There are more riches here, plenty more worth discussing, but I want to wait and see a more finished print before I continue to discuss the film. Imagine has a number of films coming that they are proud of, and they have been remarkable about trying to open their process up to scrutiny. It’s going to be interesting to see how the next few months play out for this film and its continued development. I was cautiously optimistic based on makeup tests and the script. Now, having seen this rough print, I am openly rooting for the film to make these last few steps with grace and style. James Horner is set to start work on the score soon, and the challenge before him is considerable. There’s three musical moments already in place (Cindy Lou Who’s song, the final Who hymn, and the iconic “You’re A Mean One, Mr. Grinch,” a moment that was unforgettable even in rough assemblage), and the rest of the film requires very special support. The right score could make these images luminous. Obviously Digital Domain is under the gun, and the ideas that were on display here seem to indicate great things to come. Finally, there’s the matter of the Narrator. Much of the film is narrated in rhyming verse, some of which is actually the original work by Seuss. Right now, there’s just some voice holding that space, reading the lines. For the final release, it’s going to take a Patrick Stewart or an Ian McKellan or an Anthony Hopkins or a Morgan Freeman or Kevin Spacey or Gene Hackman… a classic voice that wraps around us, that keeps us hypnotized. It has to be the greatest bedtime story voice of all time. I thought it was great that Ron Howard mentioned Isaac Hayes as one possibility. Thinking like that guarantees that whoever ends up doing it, the voice will be key. This isn’t about just sticking some name on the poster… it’s about setting the mood that this whole film depends upon.

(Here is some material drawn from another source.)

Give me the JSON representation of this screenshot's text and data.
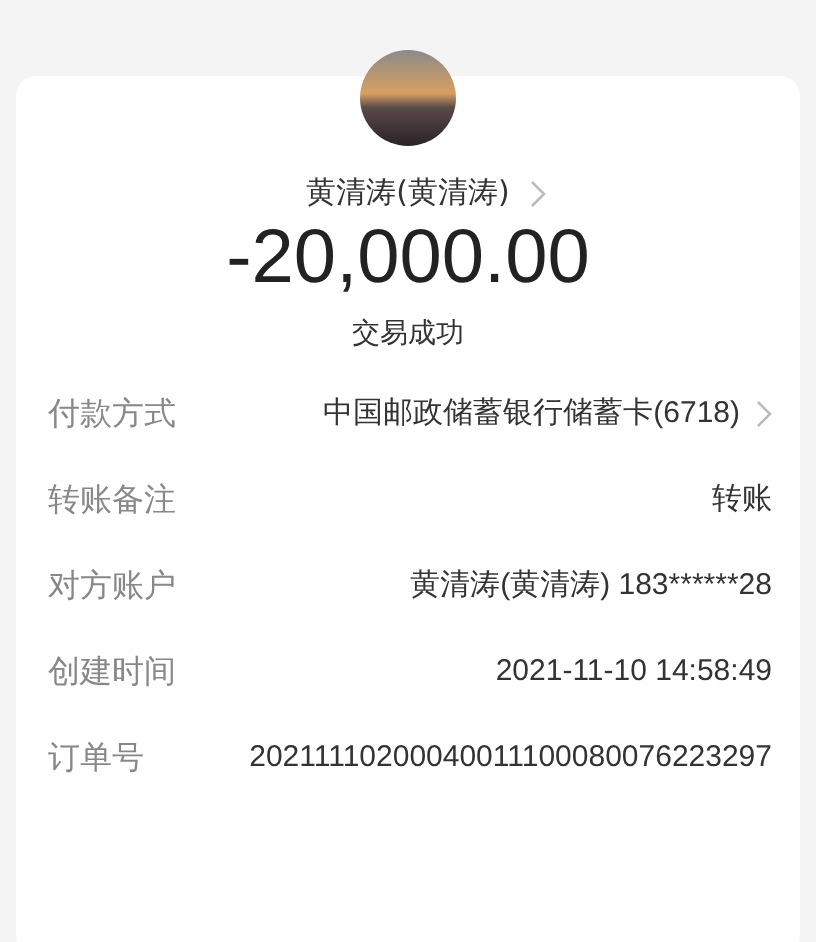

My thanks to Ron Howard and to Michael Rosenberg and to Andy Lipshultz for their hospitality during our brief abduction yesterday. As the film continues to wind its way towards release, we’ll continue to bring you the first and most complete coverage of it here at AICN. Until then…